Protecting a covey of 140 lesser prairie chickens southeast of Dodge City, Kan., could add hundreds of millions of dollars to the price of a critical wind energy power line.
By one estimate, rerouting the proposed line away from the birds’ habitat will increase costs by $567 million — more than $4 million a bird.
Yet those same birds spend part of the winter dodging hunters’ bullets. The Kansas Department of Wildlife and Parks — which supports moving the power line — for $20.50 issues licenses to shoot up to 40 of the birds.
The Kansas Corporation Commission, whose approval is needed for the project to proceed, is scheduled today to take up the power line issue. It would be built by a partnership that includes Westar Energy, the state’s largest electric utility, and its costs eventually would be paid by utility customers in several states, including Kansas and Missouri.

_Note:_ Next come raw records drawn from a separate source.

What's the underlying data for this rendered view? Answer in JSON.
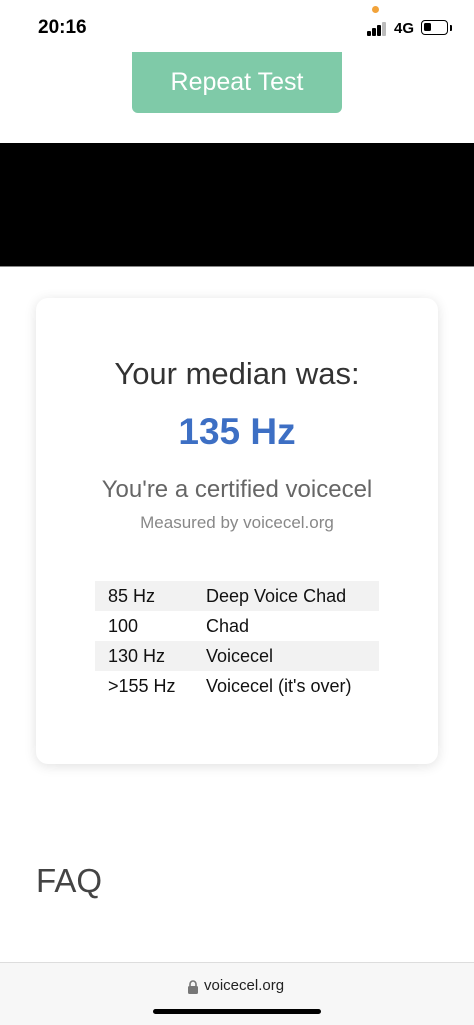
{
  "status_bar": {
    "time": "20:16",
    "network": "4G",
    "battery_level": 0.35,
    "signal_bars": 3
  },
  "actions": {
    "repeat_label": "Repeat Test"
  },
  "result": {
    "median_label": "Your median was:",
    "median_value": "135 Hz",
    "verdict": "You're a certified voicecel",
    "measured_by": "Measured by voicecel.org"
  },
  "ranges": [
    {
      "freq": "85 Hz",
      "label": "Deep Voice Chad"
    },
    {
      "freq": "100",
      "label": "Chad"
    },
    {
      "freq": "130 Hz",
      "label": "Voicecel"
    },
    {
      "freq": ">155 Hz",
      "label": "Voicecel (it's over)"
    }
  ],
  "faq": {
    "heading": "FAQ"
  },
  "browser": {
    "url": "voicecel.org"
  },
  "colors": {
    "accent_green": "#7fcaa8",
    "median_blue": "#3d6fc4"
  }
}
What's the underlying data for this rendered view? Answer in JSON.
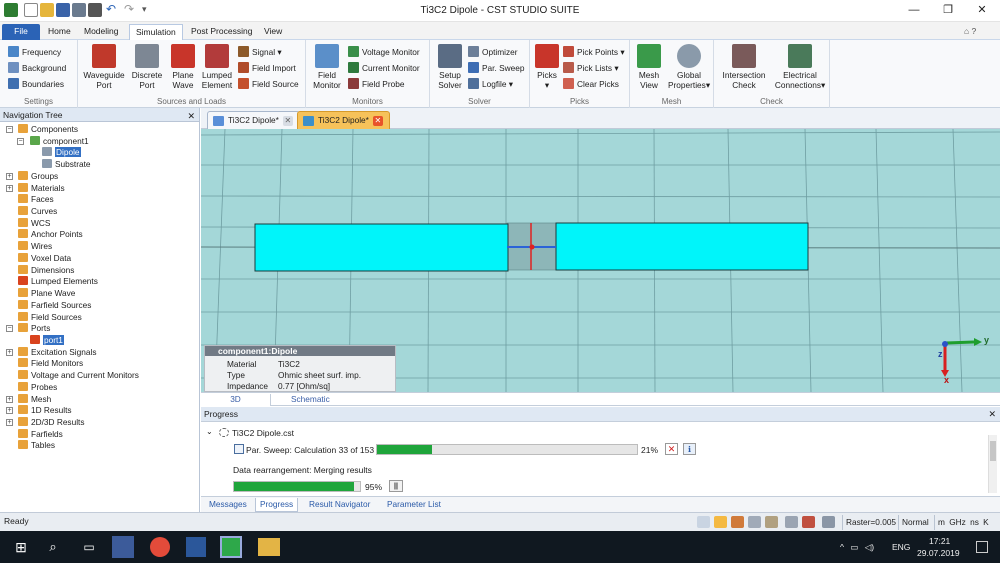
{
  "window": {
    "title": "Ti3C2 Dipole - CST STUDIO SUITE",
    "minimize": "—",
    "restore": "❐",
    "close": "✕"
  },
  "menu": {
    "tabs": [
      "File",
      "Home",
      "Modeling",
      "Simulation",
      "Post Processing",
      "View"
    ],
    "active": "Simulation",
    "help": "⌂ ?"
  },
  "ribbon": {
    "settings": {
      "items": [
        "Frequency",
        "Background",
        "Boundaries"
      ],
      "label": "Settings"
    },
    "sources": {
      "big": [
        {
          "l1": "Waveguide",
          "l2": "Port"
        },
        {
          "l1": "Discrete",
          "l2": "Port"
        },
        {
          "l1": "Plane",
          "l2": "Wave"
        },
        {
          "l1": "Lumped",
          "l2": "Element"
        }
      ],
      "small": [
        "Signal ▾",
        "Field Import",
        "Field Source"
      ],
      "label": "Sources and Loads"
    },
    "monitors": {
      "big": {
        "l1": "Field",
        "l2": "Monitor"
      },
      "small": [
        "Voltage Monitor",
        "Current Monitor",
        "Field Probe"
      ],
      "label": "Monitors"
    },
    "solver": {
      "big": {
        "l1": "Setup",
        "l2": "Solver"
      },
      "small": [
        "Optimizer",
        "Par. Sweep",
        "Logfile ▾"
      ],
      "label": "Solver"
    },
    "picks": {
      "big": {
        "l1": "Picks",
        "l2": "▾"
      },
      "small": [
        "Pick Points ▾",
        "Pick Lists ▾",
        "Clear Picks"
      ],
      "label": "Picks"
    },
    "mesh": {
      "big": [
        {
          "l1": "Mesh",
          "l2": "View"
        },
        {
          "l1": "Global",
          "l2": "Properties▾"
        }
      ],
      "label": "Mesh"
    },
    "check": {
      "big": [
        {
          "l1": "Intersection",
          "l2": "Check"
        },
        {
          "l1": "Electrical",
          "l2": "Connections▾"
        }
      ],
      "label": "Check"
    }
  },
  "nav": {
    "title": "Navigation Tree",
    "items": [
      "Components",
      "component1",
      "Dipole",
      "Substrate",
      "Groups",
      "Materials",
      "Faces",
      "Curves",
      "WCS",
      "Anchor Points",
      "Wires",
      "Voxel Data",
      "Dimensions",
      "Lumped Elements",
      "Plane Wave",
      "Farfield Sources",
      "Field Sources",
      "Ports",
      "port1",
      "Excitation Signals",
      "Field Monitors",
      "Voltage and Current Monitors",
      "Probes",
      "Mesh",
      "1D Results",
      "2D/3D Results",
      "Farfields",
      "Tables"
    ]
  },
  "doctabs": [
    "Ti3C2 Dipole*",
    "Ti3C2 Dipole*"
  ],
  "infobox": {
    "title": "component1:Dipole",
    "rows": [
      {
        "k": "Material",
        "v": "Ti3C2"
      },
      {
        "k": "Type",
        "v": "Ohmic sheet surf. imp."
      },
      {
        "k": "Impedance",
        "v": "0.77 [Ohm/sq]"
      }
    ]
  },
  "axes": {
    "y": "y",
    "z": "z",
    "x": "x"
  },
  "viewtabs": [
    "3D",
    "Schematic"
  ],
  "progress": {
    "title": "Progress",
    "file": "Ti3C2 Dipole.cst",
    "task1": "Par. Sweep: Calculation 33 of 153",
    "task1_pct": "21%",
    "task1_frac": 0.21,
    "task2": "Data rearrangement: Merging results",
    "task2_pct": "95%",
    "task2_frac": 0.95,
    "tabs": [
      "Messages",
      "Progress",
      "Result Navigator",
      "Parameter List"
    ]
  },
  "status": {
    "ready": "Ready",
    "raster": "Raster=0.005",
    "mode": "Normal",
    "units": "m  GHz  ns  K"
  },
  "taskbar": {
    "lang": "ENG",
    "time": "17:21",
    "date": "29.07.2019"
  },
  "colors": {
    "accent": "#2b63b6",
    "metal": "#00f5fa",
    "bg3d": "#a4d7d8",
    "progress": "#1fa53b"
  }
}
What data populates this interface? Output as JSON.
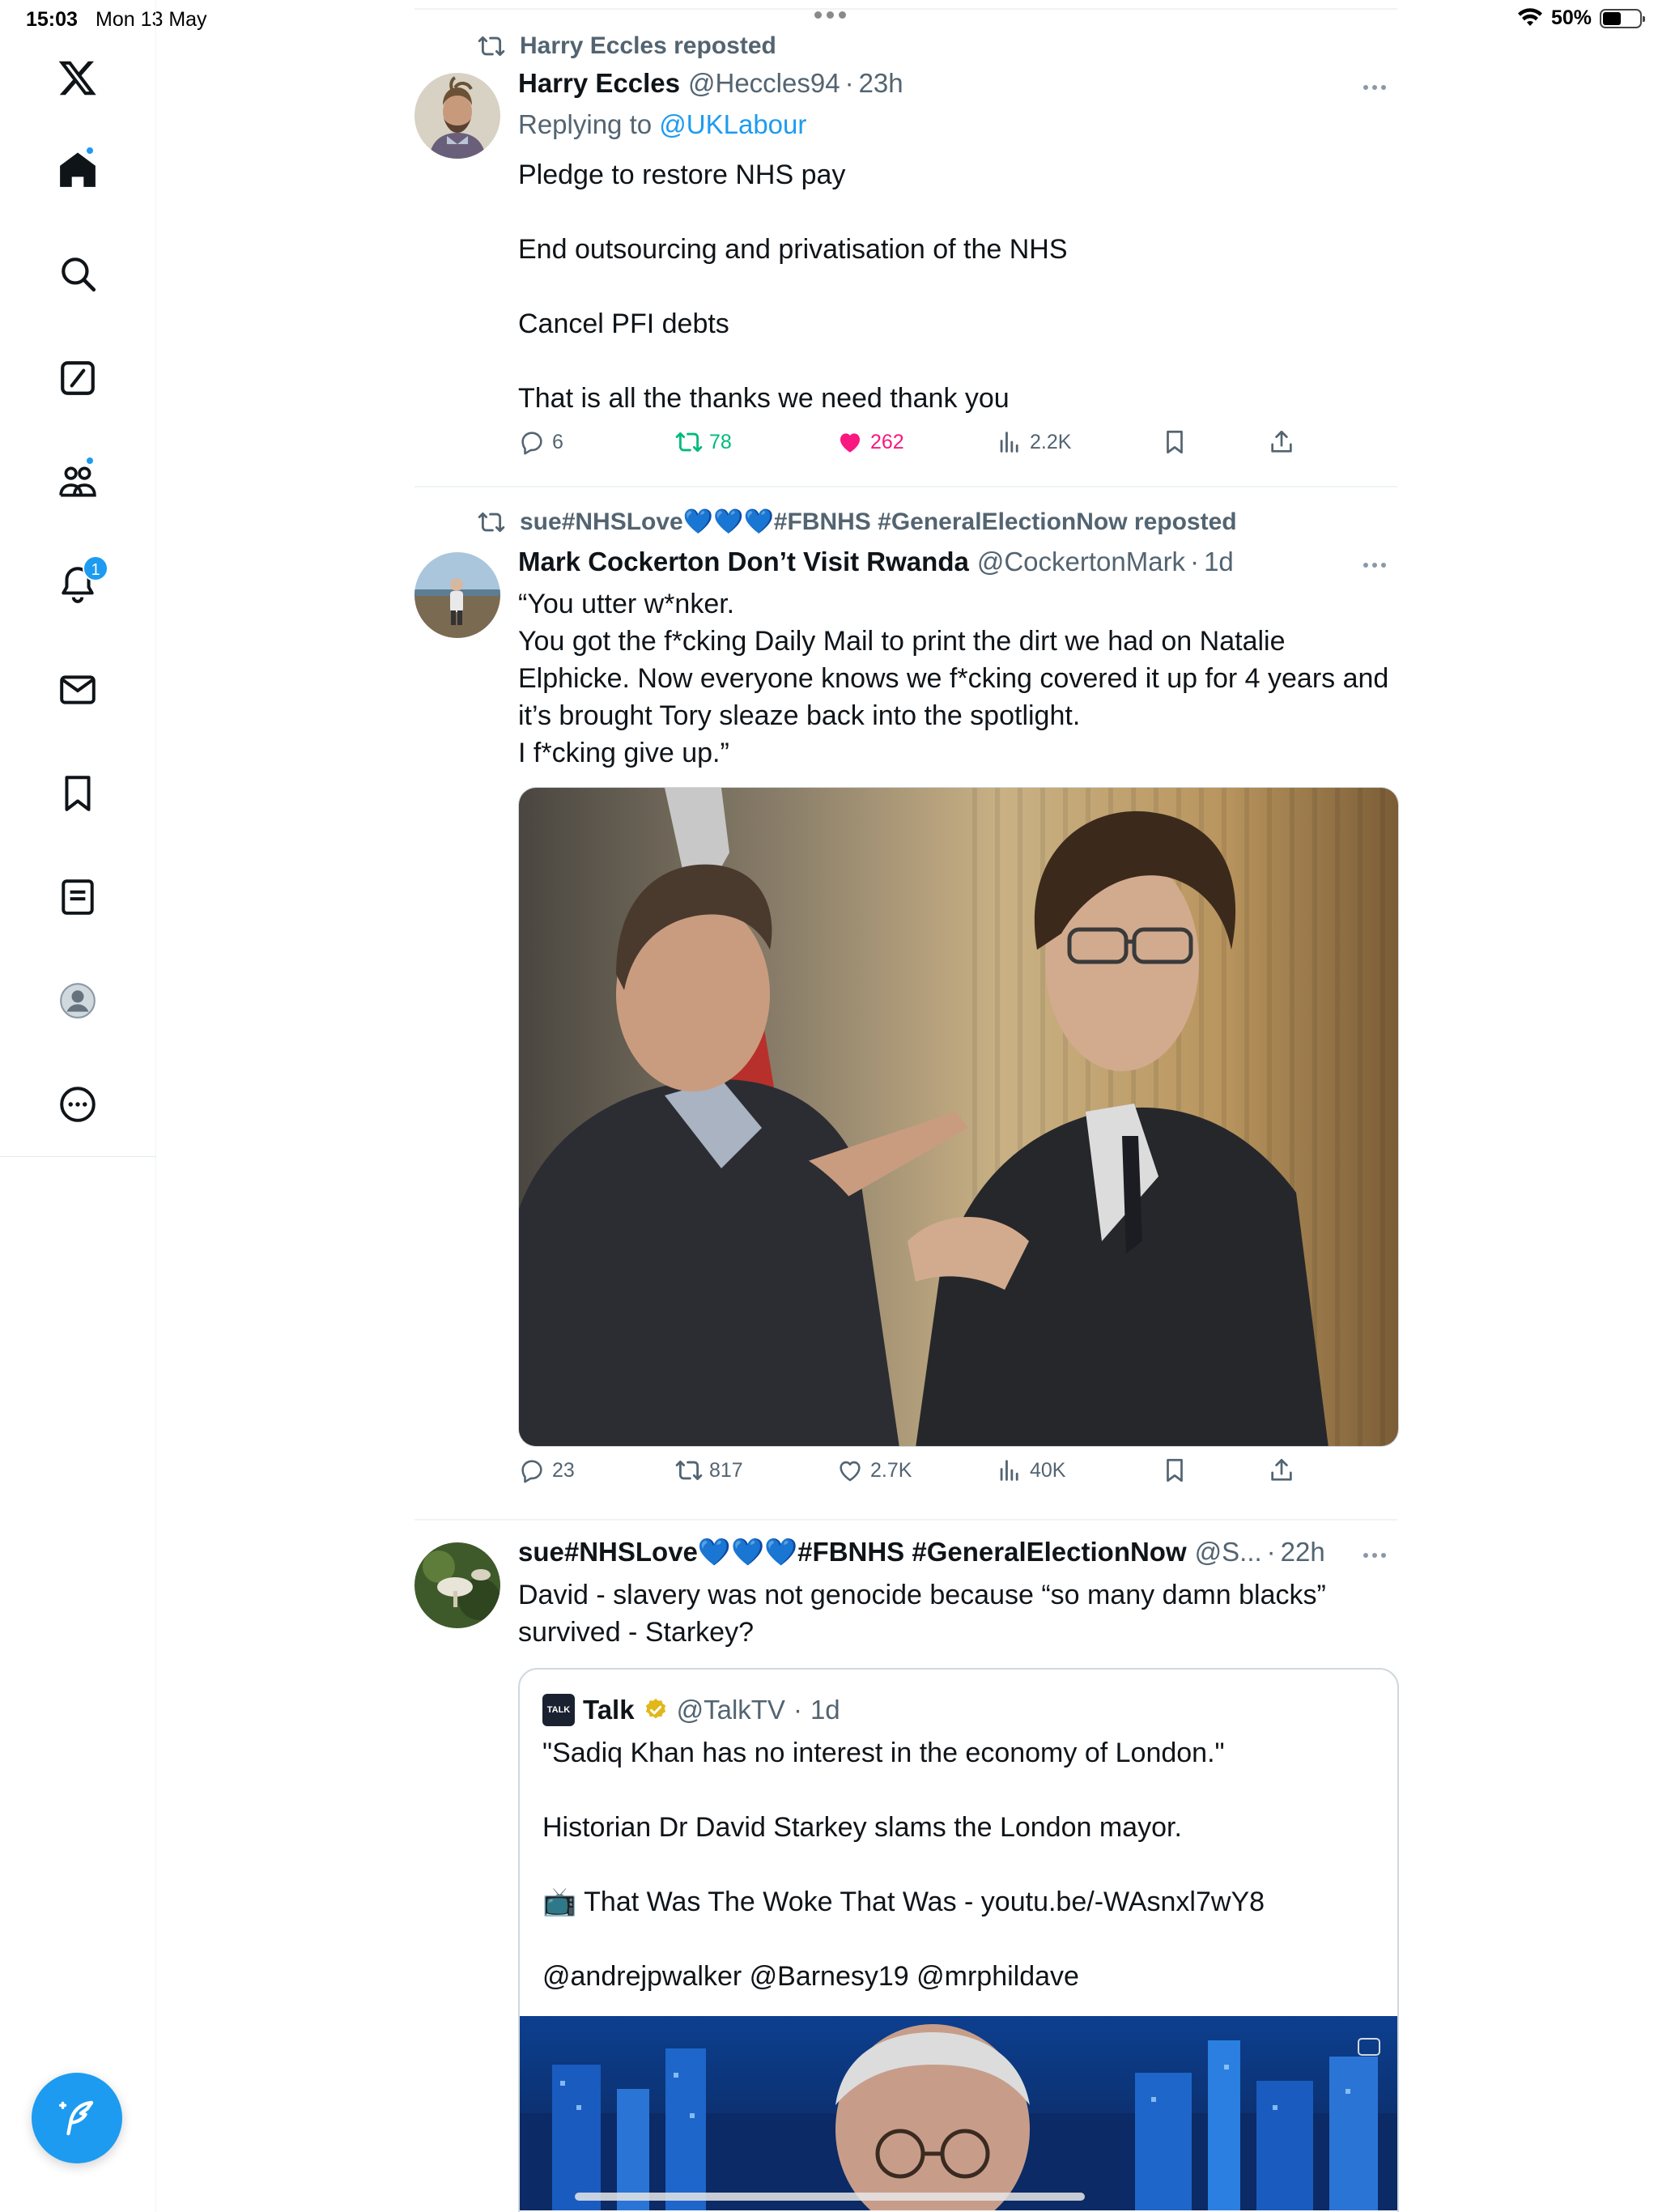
{
  "status_bar": {
    "time": "15:03",
    "date": "Mon 13 May",
    "battery": "50%",
    "battery_level": 0.5
  },
  "sidebar": {
    "items": [
      {
        "name": "home",
        "icon": "home-icon",
        "dot": true
      },
      {
        "name": "explore",
        "icon": "search-icon"
      },
      {
        "name": "grok",
        "icon": "grok-icon"
      },
      {
        "name": "communities",
        "icon": "communities-icon",
        "dot": true
      },
      {
        "name": "notifications",
        "icon": "bell-icon",
        "badge": "1"
      },
      {
        "name": "messages",
        "icon": "mail-icon"
      },
      {
        "name": "bookmarks",
        "icon": "bookmark-icon"
      },
      {
        "name": "lists",
        "icon": "list-icon"
      },
      {
        "name": "profile",
        "icon": "profile-icon"
      },
      {
        "name": "more",
        "icon": "more-icon"
      }
    ],
    "compose_icon": "compose-icon"
  },
  "colors": {
    "accent": "#1d9bf0",
    "like": "#f91880",
    "repost": "#00ba7c",
    "secondary": "#536471"
  },
  "tweets": [
    {
      "repost_label": "Harry Eccles reposted",
      "name": "Harry Eccles",
      "handle": "@Heccles94",
      "time": "23h",
      "reply_prefix": "Replying to",
      "reply_to": "@UKLabour",
      "lines": [
        "Pledge to restore NHS pay",
        "End outsourcing and privatisation of the NHS",
        "Cancel PFI debts",
        "That is all the thanks we need thank you"
      ],
      "stats": {
        "replies": "6",
        "reposts": "78",
        "likes": "262",
        "views": "2.2K"
      }
    },
    {
      "repost_label": "sue#NHSLove💙💙💙#FBNHS #GeneralElectionNow reposted",
      "name": "Mark Cockerton Don’t Visit Rwanda",
      "handle": "@CockertonMark",
      "time": "1d",
      "lines": [
        "“You utter w*nker.",
        "You got the f*cking Daily Mail to print the dirt we had on Natalie Elphicke. Now everyone knows we f*cking covered it up for 4 years and it’s brought Tory sleaze back into the spotlight.",
        "I f*cking give up.”"
      ],
      "stats": {
        "replies": "23",
        "reposts": "817",
        "likes": "2.7K",
        "views": "40K"
      }
    },
    {
      "name": "sue#NHSLove💙💙💙#FBNHS #GeneralElectionNow",
      "handle": "@S...",
      "time": "22h",
      "text": "David - slavery was not genocide because “so many damn blacks” survived - Starkey?",
      "quote": {
        "logo": "TALK",
        "name": "Talk",
        "handle": "@TalkTV",
        "time": "1d",
        "lines": [
          "\"Sadiq Khan has no interest in the economy of London.\"",
          "Historian Dr David Starkey slams the London mayor.",
          "📺 That Was The Woke That Was - youtu.be/-WAsnxl7wY8",
          "@andrejpwalker @Barnesy19 @mrphildave"
        ]
      }
    }
  ]
}
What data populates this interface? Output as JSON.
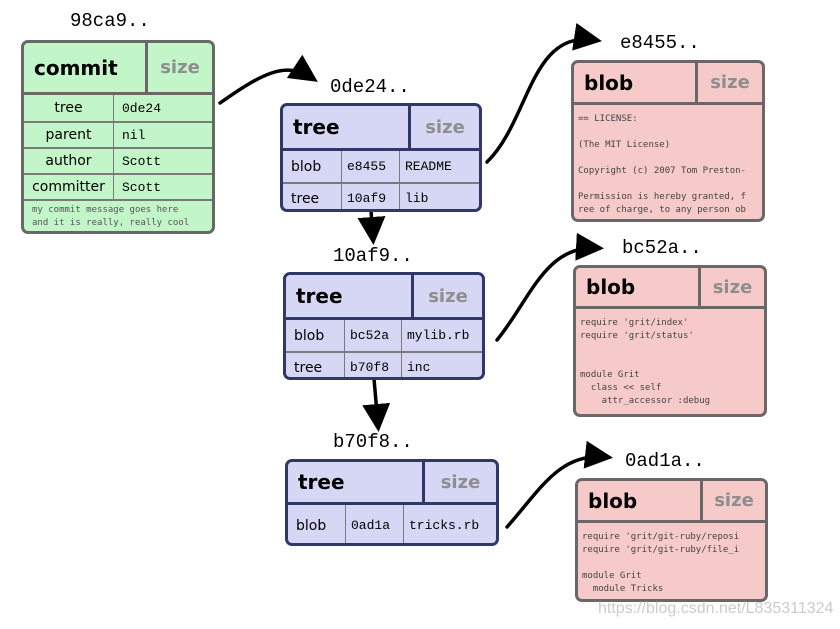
{
  "commit": {
    "hash": "98ca9..",
    "type": "commit",
    "size": "size",
    "rows": [
      {
        "key": "tree",
        "value": "0de24"
      },
      {
        "key": "parent",
        "value": "nil"
      },
      {
        "key": "author",
        "value": "Scott"
      },
      {
        "key": "committer",
        "value": "Scott"
      }
    ],
    "message": [
      "my commit message goes here",
      "and it is really, really cool"
    ]
  },
  "trees": [
    {
      "hash": "0de24..",
      "type": "tree",
      "size": "size",
      "entries": [
        {
          "kind": "blob",
          "sha": "e8455",
          "name": "README"
        },
        {
          "kind": "tree",
          "sha": "10af9",
          "name": "lib"
        }
      ]
    },
    {
      "hash": "10af9..",
      "type": "tree",
      "size": "size",
      "entries": [
        {
          "kind": "blob",
          "sha": "bc52a",
          "name": "mylib.rb"
        },
        {
          "kind": "tree",
          "sha": "b70f8",
          "name": "inc"
        }
      ]
    },
    {
      "hash": "b70f8..",
      "type": "tree",
      "size": "size",
      "entries": [
        {
          "kind": "blob",
          "sha": "0ad1a",
          "name": "tricks.rb"
        }
      ]
    }
  ],
  "blobs": [
    {
      "hash": "e8455..",
      "type": "blob",
      "size": "size",
      "content": "== LICENSE:\n\n(The MIT License)\n\nCopyright (c) 2007 Tom Preston-\n\nPermission is hereby granted, f\nree of charge, to any person ob"
    },
    {
      "hash": "bc52a..",
      "type": "blob",
      "size": "size",
      "content": "require 'grit/index'\nrequire 'grit/status'\n\n\nmodule Grit\n  class << self\n    attr_accessor :debug"
    },
    {
      "hash": "0ad1a..",
      "type": "blob",
      "size": "size",
      "content": "require 'grit/git-ruby/reposi\nrequire 'grit/git-ruby/file_i\n\nmodule Grit\n  module Tricks"
    }
  ],
  "watermark": "https://blog.csdn.net/L835311324",
  "colors": {
    "commit": "#c2f5c8",
    "tree": "#d6d6f5",
    "blob": "#f5cac8",
    "tree_border": "#2f3868",
    "border": "#6b6668"
  }
}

Westar and the state wildlife agency have filed written testimony favoring the revised route as the one that is best for the lesser prairie chicken. Westar’s partnership changed the route after the wildlife agency and groups such as the Nature Conservancy opposed the original route because it would disrupt the birds’ habitat.
But Chermac Energy, an Oklahoma wind-energy developer that was counting on the line’s original route, is crying foul.
Read the complete story at kansascity.com